The Vietnam War is also infamous for the massive bombing campaigns that America ran. America believed that the war could be one purely through technological superiority. In battles such as the Battle for Khe Sanh, America’s use of superior firepower played a pinnacle role. Unfortunately for the Americans, their superior firepower was useless in the conditions that Vietnam produced and this also frustrated the troops. The bombing runs were ruthless and inaccurate. Many of the most famous images to come out of the Vietnam War were ones portraying the horror of napalm attacks. One such image is the world famous photo of the young girl, Him Phuc, running down the street, skin burned by an American napalm attack.
These images were a product of the massive media presence that existed in Vietnam during the war. This media presence played a big part in the way the world saw America during the war and therefore also their defeat. Photographers and journalists from around the world were sent to Vietnam to document both sides of the war. Many of the ensuing images were used for propaganda for both America and Northern forces. Some believe that the American and North Vietnamese governments put many of the photographers there for propagandistic purposes9, trying to capture images that best portrayed the brutality of the opposing force. Unluckily for the Americans more photos were taken explicitly portraying the American cruelty that that of the VC or NVA. As mentioned above the image of Kim Phuc was seen world wide and devastated Americas already precarious position in many of the world’s people’s eyes.
At the time of the Vietnam war, the world was at a stage where a photographer could take a photo and it would end up on the front page of newspapers around the globe only a day or two later10. This led to even more outrage throughout the world at America, as their actions never seemed to be justified in the first place. Much of the world believed that America had lied about their intentions when they first entered Vietnam and the images seen made these beliefs seem justified. The use of guerrilla tactics once again proves it worth as they prevented a speedy US victory which allowed the worldwide anti-war media campaign to build, and in turn further destroying troop morale. Eventually the support on the home front collapsed and the American people joined in protesting their own involvement in the war. This was another factor that led to the crushingly low levels of morale in the troops.
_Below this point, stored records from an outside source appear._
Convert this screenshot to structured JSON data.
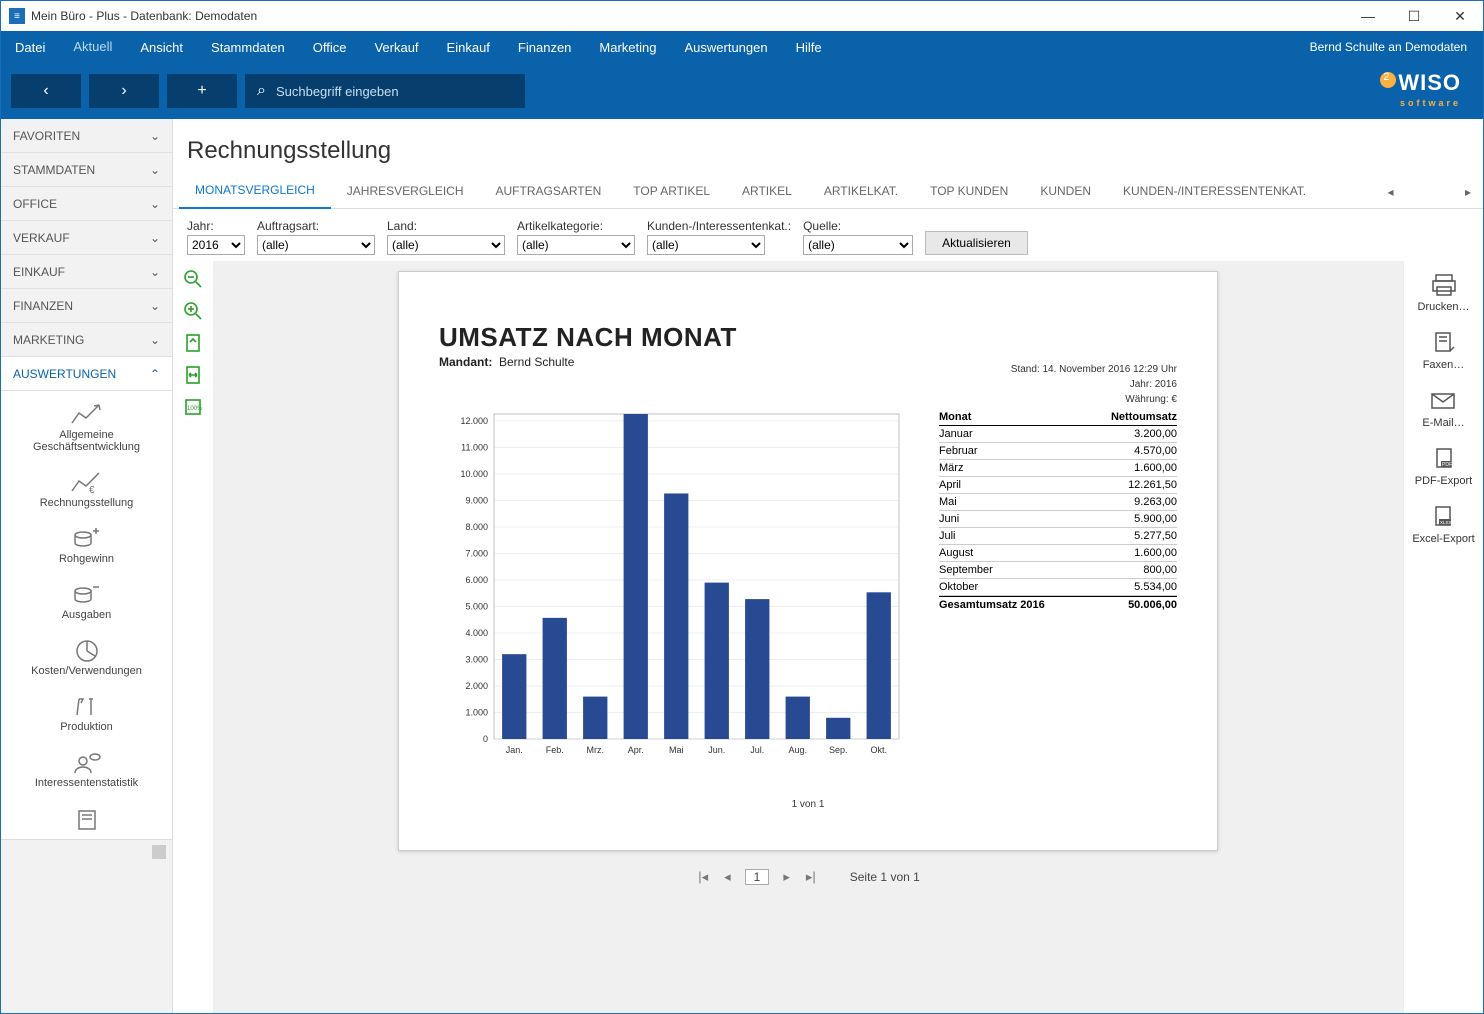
{
  "window": {
    "title": "Mein Büro - Plus - Datenbank: Demodaten"
  },
  "menu": {
    "items": [
      "Datei",
      "Aktuell",
      "Ansicht",
      "Stammdaten",
      "Office",
      "Verkauf",
      "Einkauf",
      "Finanzen",
      "Marketing",
      "Auswertungen",
      "Hilfe"
    ],
    "active_index": 1,
    "user": "Bernd Schulte an Demodaten"
  },
  "toolbar": {
    "search_placeholder": "Suchbegriff eingeben"
  },
  "logo": {
    "brand": "WISO",
    "sub": "software"
  },
  "sidebar": {
    "categories": [
      {
        "label": "FAVORITEN",
        "expanded": false
      },
      {
        "label": "STAMMDATEN",
        "expanded": false
      },
      {
        "label": "OFFICE",
        "expanded": false
      },
      {
        "label": "VERKAUF",
        "expanded": false
      },
      {
        "label": "EINKAUF",
        "expanded": false
      },
      {
        "label": "FINANZEN",
        "expanded": false
      },
      {
        "label": "MARKETING",
        "expanded": false
      },
      {
        "label": "AUSWERTUNGEN",
        "expanded": true
      }
    ],
    "subitems": [
      "Allgemeine Geschäftsentwicklung",
      "Rechnungsstellung",
      "Rohgewinn",
      "Ausgaben",
      "Kosten/Verwendungen",
      "Produktion",
      "Interessentenstatistik"
    ]
  },
  "page": {
    "title": "Rechnungsstellung"
  },
  "tabs": {
    "items": [
      "MONATSVERGLEICH",
      "JAHRESVERGLEICH",
      "AUFTRAGSARTEN",
      "TOP ARTIKEL",
      "ARTIKEL",
      "ARTIKELKAT.",
      "TOP KUNDEN",
      "KUNDEN",
      "KUNDEN-/INTERESSENTENKAT."
    ],
    "active_index": 0
  },
  "filters": {
    "jahr": {
      "label": "Jahr:",
      "value": "2016"
    },
    "auftragsart": {
      "label": "Auftragsart:",
      "value": "(alle)"
    },
    "land": {
      "label": "Land:",
      "value": "(alle)"
    },
    "artikelkat": {
      "label": "Artikelkategorie:",
      "value": "(alle)"
    },
    "kundenkat": {
      "label": "Kunden-/Interessentenkat.:",
      "value": "(alle)"
    },
    "quelle": {
      "label": "Quelle:",
      "value": "(alle)"
    },
    "refresh": "Aktualisieren"
  },
  "report": {
    "title": "UMSATZ NACH MONAT",
    "mandant_label": "Mandant:",
    "mandant_value": "Bernd Schulte",
    "meta_stand": "Stand:  14. November 2016 12:29 Uhr",
    "meta_jahr": "Jahr: 2016",
    "meta_waehrung": "Währung: €",
    "table_header_month": "Monat",
    "table_header_net": "Nettoumsatz",
    "rows": [
      {
        "m": "Januar",
        "v": "3.200,00"
      },
      {
        "m": "Februar",
        "v": "4.570,00"
      },
      {
        "m": "März",
        "v": "1.600,00"
      },
      {
        "m": "April",
        "v": "12.261,50"
      },
      {
        "m": "Mai",
        "v": "9.263,00"
      },
      {
        "m": "Juni",
        "v": "5.900,00"
      },
      {
        "m": "Juli",
        "v": "5.277,50"
      },
      {
        "m": "August",
        "v": "1.600,00"
      },
      {
        "m": "September",
        "v": "800,00"
      },
      {
        "m": "Oktober",
        "v": "5.534,00"
      }
    ],
    "total_label": "Gesamtumsatz 2016",
    "total_value": "50.006,00",
    "page_of": "1 von 1"
  },
  "pager": {
    "current": "1",
    "text": "Seite 1 von 1"
  },
  "actions": {
    "print": "Drucken…",
    "fax": "Faxen…",
    "email": "E-Mail…",
    "pdf": "PDF-Export",
    "excel": "Excel-Export"
  },
  "chart_data": {
    "type": "bar",
    "title": "UMSATZ NACH MONAT",
    "xlabel": "",
    "ylabel": "",
    "ylim": [
      0,
      12000
    ],
    "yticks": [
      0,
      1000,
      2000,
      3000,
      4000,
      5000,
      6000,
      7000,
      8000,
      9000,
      10000,
      11000,
      12000
    ],
    "ytick_labels": [
      "0",
      "1.000",
      "2.000",
      "3.000",
      "4.000",
      "5.000",
      "6.000",
      "7.000",
      "8.000",
      "9.000",
      "10.000",
      "11.000",
      "12.000"
    ],
    "categories": [
      "Jan.",
      "Feb.",
      "Mrz.",
      "Apr.",
      "Mai",
      "Jun.",
      "Jul.",
      "Aug.",
      "Sep.",
      "Okt."
    ],
    "values": [
      3200,
      4570,
      1600,
      12261.5,
      9263,
      5900,
      5277.5,
      1600,
      800,
      5534
    ],
    "bar_color": "#274a93"
  }
}
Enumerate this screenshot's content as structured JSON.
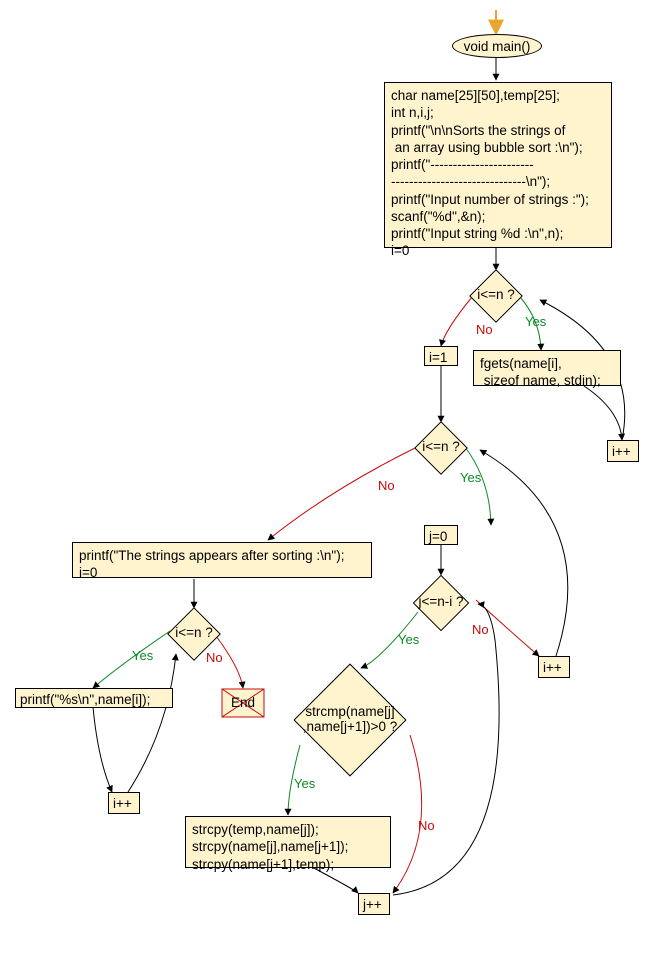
{
  "chart_data": {
    "type": "flowchart",
    "nodes": [
      {
        "id": "start",
        "type": "oval",
        "text": "void main()"
      },
      {
        "id": "init",
        "type": "process",
        "text": "char name[25][50],temp[25];\nint n,i,j;\nprintf(\"\\n\\nSorts the strings of\n an array using bubble sort :\\n\");\nprintf(\"-----------------------\n------------------------------\\n\");\nprintf(\"Input number of strings :\");\nscanf(\"%d\",&n);\nprintf(\"Input string %d :\\n\",n);\ni=0"
      },
      {
        "id": "cond1",
        "type": "decision",
        "text": "i<=n ?"
      },
      {
        "id": "fgets",
        "type": "process",
        "text": "fgets(name[i],\n sizeof name, stdin);"
      },
      {
        "id": "inc1",
        "type": "process",
        "text": "i++"
      },
      {
        "id": "seti1",
        "type": "process",
        "text": "i=1"
      },
      {
        "id": "cond2",
        "type": "decision",
        "text": "i<=n ?"
      },
      {
        "id": "setj0",
        "type": "process",
        "text": "j=0"
      },
      {
        "id": "cond3",
        "type": "decision",
        "text": "j<=n-i ?"
      },
      {
        "id": "inc2",
        "type": "process",
        "text": "i++"
      },
      {
        "id": "cond4",
        "type": "decision",
        "text": "strcmp(name[j]\n,name[j+1])>0 ?"
      },
      {
        "id": "swap",
        "type": "process",
        "text": "strcpy(temp,name[j]);\nstrcpy(name[j],name[j+1]);\nstrcpy(name[j+1],temp);"
      },
      {
        "id": "incj",
        "type": "process",
        "text": "j++"
      },
      {
        "id": "printhdr",
        "type": "process",
        "text": "printf(\"The strings appears after sorting :\\n\");\ni=0"
      },
      {
        "id": "cond5",
        "type": "decision",
        "text": "i<=n ?"
      },
      {
        "id": "printname",
        "type": "process",
        "text": "printf(\"%s\\n\",name[i]);"
      },
      {
        "id": "inc3",
        "type": "process",
        "text": "i++"
      },
      {
        "id": "end",
        "type": "terminal",
        "text": "End"
      }
    ],
    "edges": [
      {
        "from": "start",
        "to": "init"
      },
      {
        "from": "init",
        "to": "cond1"
      },
      {
        "from": "cond1",
        "to": "fgets",
        "label": "Yes"
      },
      {
        "from": "fgets",
        "to": "inc1"
      },
      {
        "from": "inc1",
        "to": "cond1"
      },
      {
        "from": "cond1",
        "to": "seti1",
        "label": "No"
      },
      {
        "from": "seti1",
        "to": "cond2"
      },
      {
        "from": "cond2",
        "to": "setj0",
        "label": "Yes"
      },
      {
        "from": "setj0",
        "to": "cond3"
      },
      {
        "from": "cond3",
        "to": "cond4",
        "label": "Yes"
      },
      {
        "from": "cond3",
        "to": "inc2",
        "label": "No"
      },
      {
        "from": "inc2",
        "to": "cond2"
      },
      {
        "from": "cond4",
        "to": "swap",
        "label": "Yes"
      },
      {
        "from": "cond4",
        "to": "incj",
        "label": "No"
      },
      {
        "from": "swap",
        "to": "incj"
      },
      {
        "from": "incj",
        "to": "cond3"
      },
      {
        "from": "cond2",
        "to": "printhdr",
        "label": "No"
      },
      {
        "from": "printhdr",
        "to": "cond5"
      },
      {
        "from": "cond5",
        "to": "printname",
        "label": "Yes"
      },
      {
        "from": "printname",
        "to": "inc3"
      },
      {
        "from": "inc3",
        "to": "cond5"
      },
      {
        "from": "cond5",
        "to": "end",
        "label": "No"
      }
    ]
  },
  "labels": {
    "start": "void main()",
    "init": "char name[25][50],temp[25];\nint n,i,j;\nprintf(\"\\n\\nSorts the strings of\n an array using bubble sort :\\n\");\nprintf(\"-----------------------\n------------------------------\\n\");\nprintf(\"Input number of strings :\");\nscanf(\"%d\",&n);\nprintf(\"Input string %d :\\n\",n);\ni=0",
    "cond1": "i<=n ?",
    "fgets": "fgets(name[i],\n sizeof name, stdin);",
    "inc1": "i++",
    "seti1": "i=1",
    "cond2": "i<=n ?",
    "setj0": "j=0",
    "cond3": "j<=n-i ?",
    "inc2": "i++",
    "cond4": "strcmp(name[j]\n,name[j+1])>0 ?",
    "swap": "strcpy(temp,name[j]);\nstrcpy(name[j],name[j+1]);\nstrcpy(name[j+1],temp);",
    "incj": "j++",
    "printhdr": "printf(\"The strings appears after sorting :\\n\");\ni=0",
    "cond5": "i<=n ?",
    "printname": "printf(\"%s\\n\",name[i]);",
    "inc3": "i++",
    "end": "End",
    "yes": "Yes",
    "no": "No"
  }
}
In conclusion after considering other possible causes for the US defeat, the evidence suggests that the Vietcong the use of guerilla warfare tactics was the main cause for the US lack of success in the Vietnam War. Whilst there were clearly many other contributing factors, I have found that the use of guerilla tactics played a major role in a battle that was fought on the ground, pinning down huge numbers of US troops in Vietnam. Enough damage was inflicted on the troops that eventually sufficient pressure was bought on the US government to pull their troops out.
This was when the war ended, when the US government realised they couldn’t win, this was because of guerrilla tactics. I considered what the outcome of the war would have been had it been fought in a different way and believe this would have made a huge difference to the outcome of the war. The fact that America was in Vietnam for their own strategic interests rather than for the Vietnamese people was a close second in the ordering of reasons. Finally the lack of morale was the third major contributing factor but I found that this was mostly caused by the fear of the unseen enemy that the troops faced caused by guerrilla tactics.